The regional campaign will last for one month and be very high profile: there will be a spot on the X Factor this Saturday night and during Victoria on Sunday evening. From January 2018 it will be run nationally.
Habito declined to reveal how much the advertising campaign is costing the company, nor would it proffer lead generation or customer acquisition targets. A spokesperson said: “The aim of the campaign is to raise awareness. We want to build the UK’s biggest and best-loved mortgage brand. The aim of our launch campaign is to educate consumers that there’s a new way to get the best possible mortgage deal – through a process that’s entirely online, powered by human experts and free.”
As to how it will measure success or return on investment, the spokesperson explained: “In terms of tracking, we have conducted a pre-launch brand awareness survey and will follow the campaign with another survey to measure the impact of the ad. We’ll also closely monitor the conversion of traffic to successful mortgage applications.”
John Charcol ran a national TV advertising campaign in 2000 when owned by Bradford & Bingley, prior to the latter’s flotation. Ray Boulger senior technical manager at John Charcol said: “It was connected with the IPO, otherwise I doubt whether it would have been justified in terms of cost, although it did generate enquiries and brand recognition.”
He added: “We also had a radio campaign on Classic FM shortly before that. For years afterwards when we questioned people how they had heard of us, they referred to that radio campaign. Radio is a lot more effective in terms of cost per enquiry.”
London & Country ran a large TV advertising campaign, from January to June this year. David Hollingworth, its associate director of communications, explained that the effect was immediate: “The results were stark in that as soon as the ads hit the screen we could see an increase in enquiry levels. The awareness of the advert also grew with time, as the campaign continued and the reach of the ad grew.”
Still, he stressed the importance of online advertising: “TV has certainly been a success but online advertising is a crucial area in today’s marketing mix, both as a standalone method but also in helping augment other activity including television.”

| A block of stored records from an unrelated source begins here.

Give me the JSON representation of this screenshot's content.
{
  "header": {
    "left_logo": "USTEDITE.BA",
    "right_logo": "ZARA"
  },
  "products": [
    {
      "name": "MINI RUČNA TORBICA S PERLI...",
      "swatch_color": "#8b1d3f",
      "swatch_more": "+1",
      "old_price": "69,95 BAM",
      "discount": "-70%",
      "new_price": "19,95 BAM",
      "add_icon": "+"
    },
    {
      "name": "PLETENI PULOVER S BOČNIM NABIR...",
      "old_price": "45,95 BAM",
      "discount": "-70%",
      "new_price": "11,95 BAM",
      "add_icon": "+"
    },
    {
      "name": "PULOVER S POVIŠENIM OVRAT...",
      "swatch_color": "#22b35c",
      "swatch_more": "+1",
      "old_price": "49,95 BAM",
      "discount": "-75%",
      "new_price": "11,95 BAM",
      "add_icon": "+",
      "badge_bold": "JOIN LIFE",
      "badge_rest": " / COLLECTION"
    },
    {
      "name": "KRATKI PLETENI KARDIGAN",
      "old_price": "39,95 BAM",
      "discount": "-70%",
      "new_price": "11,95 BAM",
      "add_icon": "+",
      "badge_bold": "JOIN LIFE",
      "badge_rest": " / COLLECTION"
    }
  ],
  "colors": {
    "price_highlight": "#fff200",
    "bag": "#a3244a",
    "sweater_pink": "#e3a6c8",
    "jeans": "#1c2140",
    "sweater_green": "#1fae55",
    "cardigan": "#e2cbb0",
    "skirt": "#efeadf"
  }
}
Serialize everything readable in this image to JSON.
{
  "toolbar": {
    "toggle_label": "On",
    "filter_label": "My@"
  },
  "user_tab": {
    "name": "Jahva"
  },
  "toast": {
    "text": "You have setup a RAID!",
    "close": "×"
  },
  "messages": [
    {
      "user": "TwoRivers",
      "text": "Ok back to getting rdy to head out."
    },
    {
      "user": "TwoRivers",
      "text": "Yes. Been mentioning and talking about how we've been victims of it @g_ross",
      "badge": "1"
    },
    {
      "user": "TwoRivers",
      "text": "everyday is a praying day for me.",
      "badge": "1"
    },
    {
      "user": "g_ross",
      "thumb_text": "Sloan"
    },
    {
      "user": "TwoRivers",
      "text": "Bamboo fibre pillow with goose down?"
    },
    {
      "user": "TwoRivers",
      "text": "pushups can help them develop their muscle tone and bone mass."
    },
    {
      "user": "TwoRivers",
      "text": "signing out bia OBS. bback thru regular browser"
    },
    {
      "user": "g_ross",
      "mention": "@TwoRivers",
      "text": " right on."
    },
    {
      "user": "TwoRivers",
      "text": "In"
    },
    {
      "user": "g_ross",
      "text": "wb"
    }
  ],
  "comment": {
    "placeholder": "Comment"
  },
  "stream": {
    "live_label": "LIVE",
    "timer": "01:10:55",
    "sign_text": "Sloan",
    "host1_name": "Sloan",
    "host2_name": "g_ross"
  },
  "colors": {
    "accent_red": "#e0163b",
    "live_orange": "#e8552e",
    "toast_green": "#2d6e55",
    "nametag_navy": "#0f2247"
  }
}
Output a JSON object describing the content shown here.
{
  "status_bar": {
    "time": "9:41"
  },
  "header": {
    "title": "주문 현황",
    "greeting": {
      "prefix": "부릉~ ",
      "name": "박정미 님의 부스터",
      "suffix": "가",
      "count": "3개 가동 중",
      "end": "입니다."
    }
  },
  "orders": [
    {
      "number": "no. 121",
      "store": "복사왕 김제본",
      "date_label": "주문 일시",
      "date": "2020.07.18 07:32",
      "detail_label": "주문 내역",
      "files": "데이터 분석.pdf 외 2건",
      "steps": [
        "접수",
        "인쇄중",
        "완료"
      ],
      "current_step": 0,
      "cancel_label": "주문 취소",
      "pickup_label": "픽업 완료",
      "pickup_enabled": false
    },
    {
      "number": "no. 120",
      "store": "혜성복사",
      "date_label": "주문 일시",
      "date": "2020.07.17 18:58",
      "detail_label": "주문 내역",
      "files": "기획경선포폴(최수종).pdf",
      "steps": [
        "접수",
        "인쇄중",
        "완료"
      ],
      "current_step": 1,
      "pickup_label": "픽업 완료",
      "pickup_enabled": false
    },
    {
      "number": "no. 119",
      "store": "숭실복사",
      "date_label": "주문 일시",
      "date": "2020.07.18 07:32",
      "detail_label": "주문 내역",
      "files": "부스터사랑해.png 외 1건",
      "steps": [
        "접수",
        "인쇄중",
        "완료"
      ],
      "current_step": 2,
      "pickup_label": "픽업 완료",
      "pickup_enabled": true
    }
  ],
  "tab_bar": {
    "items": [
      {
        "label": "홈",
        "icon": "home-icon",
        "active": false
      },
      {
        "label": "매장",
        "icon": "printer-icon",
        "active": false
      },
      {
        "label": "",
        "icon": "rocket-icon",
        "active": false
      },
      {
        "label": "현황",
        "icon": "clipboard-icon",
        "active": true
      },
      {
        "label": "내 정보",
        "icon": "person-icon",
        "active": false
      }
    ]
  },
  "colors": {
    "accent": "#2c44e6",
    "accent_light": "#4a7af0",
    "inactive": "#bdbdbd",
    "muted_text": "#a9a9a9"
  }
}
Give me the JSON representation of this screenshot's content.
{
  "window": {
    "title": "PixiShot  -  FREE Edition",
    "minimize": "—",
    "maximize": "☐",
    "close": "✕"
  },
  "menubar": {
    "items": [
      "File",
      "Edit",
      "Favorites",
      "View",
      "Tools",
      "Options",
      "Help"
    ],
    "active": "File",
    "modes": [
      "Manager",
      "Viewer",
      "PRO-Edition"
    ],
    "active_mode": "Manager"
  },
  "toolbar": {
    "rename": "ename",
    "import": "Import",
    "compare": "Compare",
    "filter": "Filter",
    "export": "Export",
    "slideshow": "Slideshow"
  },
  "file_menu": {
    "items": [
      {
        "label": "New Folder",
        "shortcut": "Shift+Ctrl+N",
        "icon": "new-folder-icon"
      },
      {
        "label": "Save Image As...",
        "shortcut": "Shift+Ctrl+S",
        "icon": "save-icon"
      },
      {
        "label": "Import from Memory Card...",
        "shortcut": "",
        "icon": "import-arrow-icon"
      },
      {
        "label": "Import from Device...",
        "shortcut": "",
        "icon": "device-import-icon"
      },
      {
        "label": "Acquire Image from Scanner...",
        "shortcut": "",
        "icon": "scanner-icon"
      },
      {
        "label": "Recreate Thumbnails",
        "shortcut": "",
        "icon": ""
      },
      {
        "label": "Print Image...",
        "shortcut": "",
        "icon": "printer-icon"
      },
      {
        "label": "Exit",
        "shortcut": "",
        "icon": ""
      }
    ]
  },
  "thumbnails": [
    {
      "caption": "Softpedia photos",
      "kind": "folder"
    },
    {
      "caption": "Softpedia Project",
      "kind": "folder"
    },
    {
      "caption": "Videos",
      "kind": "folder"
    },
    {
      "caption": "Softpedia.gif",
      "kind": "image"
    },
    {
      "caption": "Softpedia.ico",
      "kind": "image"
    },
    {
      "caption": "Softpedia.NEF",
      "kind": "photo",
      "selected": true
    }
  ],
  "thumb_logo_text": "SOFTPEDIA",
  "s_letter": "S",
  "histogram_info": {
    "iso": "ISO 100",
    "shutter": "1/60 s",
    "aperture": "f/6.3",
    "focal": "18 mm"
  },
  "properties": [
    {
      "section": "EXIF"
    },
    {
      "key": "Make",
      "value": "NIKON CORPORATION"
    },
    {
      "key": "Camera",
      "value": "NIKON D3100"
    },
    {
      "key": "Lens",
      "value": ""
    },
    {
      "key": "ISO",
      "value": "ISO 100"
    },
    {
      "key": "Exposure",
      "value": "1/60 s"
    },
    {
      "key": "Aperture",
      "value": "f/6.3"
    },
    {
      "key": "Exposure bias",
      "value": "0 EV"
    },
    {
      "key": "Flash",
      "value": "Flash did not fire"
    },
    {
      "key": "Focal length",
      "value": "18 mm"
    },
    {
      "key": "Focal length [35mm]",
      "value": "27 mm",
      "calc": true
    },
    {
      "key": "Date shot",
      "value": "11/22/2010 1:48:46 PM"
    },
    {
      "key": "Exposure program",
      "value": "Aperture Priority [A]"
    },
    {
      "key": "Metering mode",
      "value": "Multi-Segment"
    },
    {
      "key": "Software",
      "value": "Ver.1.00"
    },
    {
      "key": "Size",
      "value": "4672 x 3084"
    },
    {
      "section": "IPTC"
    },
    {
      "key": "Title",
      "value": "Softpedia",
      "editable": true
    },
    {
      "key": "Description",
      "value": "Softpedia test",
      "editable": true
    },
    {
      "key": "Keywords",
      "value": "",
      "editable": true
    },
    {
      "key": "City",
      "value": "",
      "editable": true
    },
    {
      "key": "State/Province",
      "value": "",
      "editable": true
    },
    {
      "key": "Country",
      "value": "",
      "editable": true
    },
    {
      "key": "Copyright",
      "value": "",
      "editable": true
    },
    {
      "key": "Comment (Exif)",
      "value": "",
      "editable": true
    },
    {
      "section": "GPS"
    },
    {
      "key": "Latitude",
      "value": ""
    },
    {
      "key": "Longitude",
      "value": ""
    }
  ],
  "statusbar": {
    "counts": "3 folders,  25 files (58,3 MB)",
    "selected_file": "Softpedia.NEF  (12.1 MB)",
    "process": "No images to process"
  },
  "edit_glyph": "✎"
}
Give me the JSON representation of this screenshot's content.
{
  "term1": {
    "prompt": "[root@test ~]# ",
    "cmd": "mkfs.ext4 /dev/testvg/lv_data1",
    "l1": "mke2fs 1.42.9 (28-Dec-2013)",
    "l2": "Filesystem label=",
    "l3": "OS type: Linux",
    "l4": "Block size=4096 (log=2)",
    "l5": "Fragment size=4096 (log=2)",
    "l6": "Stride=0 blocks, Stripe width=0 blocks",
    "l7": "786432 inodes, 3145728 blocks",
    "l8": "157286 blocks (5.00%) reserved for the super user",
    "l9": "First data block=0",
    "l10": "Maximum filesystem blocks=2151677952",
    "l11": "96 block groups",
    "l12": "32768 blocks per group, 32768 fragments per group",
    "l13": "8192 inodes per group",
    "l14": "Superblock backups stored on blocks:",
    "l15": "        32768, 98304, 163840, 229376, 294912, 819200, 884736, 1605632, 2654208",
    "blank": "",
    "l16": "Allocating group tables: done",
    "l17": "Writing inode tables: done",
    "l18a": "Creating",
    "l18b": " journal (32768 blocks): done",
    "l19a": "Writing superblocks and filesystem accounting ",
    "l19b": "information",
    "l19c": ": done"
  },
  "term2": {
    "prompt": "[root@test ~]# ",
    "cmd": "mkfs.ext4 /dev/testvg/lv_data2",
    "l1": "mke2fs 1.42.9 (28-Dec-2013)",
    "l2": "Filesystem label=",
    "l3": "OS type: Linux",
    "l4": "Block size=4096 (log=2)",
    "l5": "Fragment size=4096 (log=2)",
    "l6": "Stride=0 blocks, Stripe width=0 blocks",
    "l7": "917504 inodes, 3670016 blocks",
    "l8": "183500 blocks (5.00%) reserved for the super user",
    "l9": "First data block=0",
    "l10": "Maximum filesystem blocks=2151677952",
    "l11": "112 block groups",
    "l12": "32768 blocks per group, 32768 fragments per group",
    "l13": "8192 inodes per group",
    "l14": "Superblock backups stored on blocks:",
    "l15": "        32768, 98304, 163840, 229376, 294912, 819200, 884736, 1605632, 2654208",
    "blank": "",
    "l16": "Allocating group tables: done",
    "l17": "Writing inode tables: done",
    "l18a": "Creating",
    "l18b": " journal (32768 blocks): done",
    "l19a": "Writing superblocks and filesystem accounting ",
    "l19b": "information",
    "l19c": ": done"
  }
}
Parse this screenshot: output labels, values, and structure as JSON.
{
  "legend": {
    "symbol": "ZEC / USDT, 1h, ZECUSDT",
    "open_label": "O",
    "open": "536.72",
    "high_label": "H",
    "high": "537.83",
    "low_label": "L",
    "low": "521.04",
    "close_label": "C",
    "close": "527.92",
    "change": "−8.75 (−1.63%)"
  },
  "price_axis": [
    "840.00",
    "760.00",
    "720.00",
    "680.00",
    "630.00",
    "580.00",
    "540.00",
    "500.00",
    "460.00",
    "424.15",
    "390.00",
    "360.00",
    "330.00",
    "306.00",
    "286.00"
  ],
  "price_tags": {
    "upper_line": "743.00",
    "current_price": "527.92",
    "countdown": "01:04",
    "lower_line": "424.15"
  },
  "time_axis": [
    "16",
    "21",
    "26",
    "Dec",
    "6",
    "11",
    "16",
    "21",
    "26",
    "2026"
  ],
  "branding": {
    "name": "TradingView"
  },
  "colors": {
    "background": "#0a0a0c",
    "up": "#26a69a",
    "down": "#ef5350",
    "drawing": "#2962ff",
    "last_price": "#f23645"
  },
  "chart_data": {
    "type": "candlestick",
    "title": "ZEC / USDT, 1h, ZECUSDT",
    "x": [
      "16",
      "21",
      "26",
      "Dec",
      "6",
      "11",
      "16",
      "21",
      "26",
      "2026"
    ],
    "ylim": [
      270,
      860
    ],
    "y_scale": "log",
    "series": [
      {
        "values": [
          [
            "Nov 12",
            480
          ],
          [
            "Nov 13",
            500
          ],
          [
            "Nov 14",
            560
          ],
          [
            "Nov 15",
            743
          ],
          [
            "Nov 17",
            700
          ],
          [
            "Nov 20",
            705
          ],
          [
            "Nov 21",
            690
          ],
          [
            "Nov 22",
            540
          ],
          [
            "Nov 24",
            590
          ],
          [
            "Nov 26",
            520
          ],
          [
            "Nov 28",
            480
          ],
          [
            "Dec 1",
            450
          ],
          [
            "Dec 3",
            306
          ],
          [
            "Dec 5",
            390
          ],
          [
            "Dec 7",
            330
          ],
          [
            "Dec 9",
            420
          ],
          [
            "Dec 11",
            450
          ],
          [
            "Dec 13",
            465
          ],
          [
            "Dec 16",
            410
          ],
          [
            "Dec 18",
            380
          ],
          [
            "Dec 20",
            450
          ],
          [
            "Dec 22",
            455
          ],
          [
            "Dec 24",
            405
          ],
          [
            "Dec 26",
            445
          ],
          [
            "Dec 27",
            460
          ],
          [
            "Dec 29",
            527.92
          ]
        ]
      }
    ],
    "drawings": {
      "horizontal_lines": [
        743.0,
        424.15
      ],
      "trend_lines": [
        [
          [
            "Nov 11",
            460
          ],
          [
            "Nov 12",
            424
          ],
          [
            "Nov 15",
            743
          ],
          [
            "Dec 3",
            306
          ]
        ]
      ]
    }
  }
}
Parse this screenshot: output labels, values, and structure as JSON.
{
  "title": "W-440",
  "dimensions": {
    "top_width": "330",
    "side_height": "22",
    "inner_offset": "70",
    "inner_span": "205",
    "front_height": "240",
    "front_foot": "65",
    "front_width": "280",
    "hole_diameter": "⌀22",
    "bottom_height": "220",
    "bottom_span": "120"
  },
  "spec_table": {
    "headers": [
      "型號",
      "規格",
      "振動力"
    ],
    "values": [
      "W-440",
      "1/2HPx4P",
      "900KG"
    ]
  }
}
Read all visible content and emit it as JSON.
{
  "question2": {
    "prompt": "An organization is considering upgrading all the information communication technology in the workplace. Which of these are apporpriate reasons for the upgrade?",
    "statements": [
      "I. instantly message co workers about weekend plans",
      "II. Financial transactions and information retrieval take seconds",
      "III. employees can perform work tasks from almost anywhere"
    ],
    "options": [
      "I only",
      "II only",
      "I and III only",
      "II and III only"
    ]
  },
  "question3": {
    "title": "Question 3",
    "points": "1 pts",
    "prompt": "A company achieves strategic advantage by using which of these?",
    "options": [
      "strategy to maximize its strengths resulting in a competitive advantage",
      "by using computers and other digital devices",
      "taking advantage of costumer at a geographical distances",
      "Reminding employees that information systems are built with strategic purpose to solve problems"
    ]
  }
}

Mark Baldock, associate director broadcasts at The Specialist Works, a media agency focused on TV advertising, stressed the potential impact a TV ad campaign can have. “All ad exposure is good. TV is the most powerful medium. There is a reason for the millions of pounds spent by big brands.
“When planning a TV campaign, we consider the coverage of our target audience. When driving responses, we look at high frequency of low cost spots every day, but when driving brand awareness, we look at larger efficient rating spots on popular TV shows.”
In terms of measuring the impact of such advertising, he explained: “There are multiple Key Performance Indicators (KPIs) to measure. The coverage of your target audience is one, responses to a unique telephone number or web address is another. At The Specialist Works we use our own attribution software that allows us to track many aspects of a TV campaign’s performance.
“For a mortgage brand, I imagine that responses are still one of the main KPIs we would track and analyse at a granular level to ascertain good response volumes, but also strong conversion rates.”
Of course, the creative element is ultimately key to the success of any television advertising campaign as Baldock acknowledged: “The creative is where the brand can fall down. The best laid plans are futile if the messaging does not resonate with the brand’s target audience.
“Simple is always effective with direct response campaigns. Quirkiness with brand awareness campaigns assists brand recall, but it still requires an obvious message or call to action,” he added.
Clearly, Habito’s TV ad campaign will have to deliver more than eyeballs if it is to bring success to the brand. Stay tuned.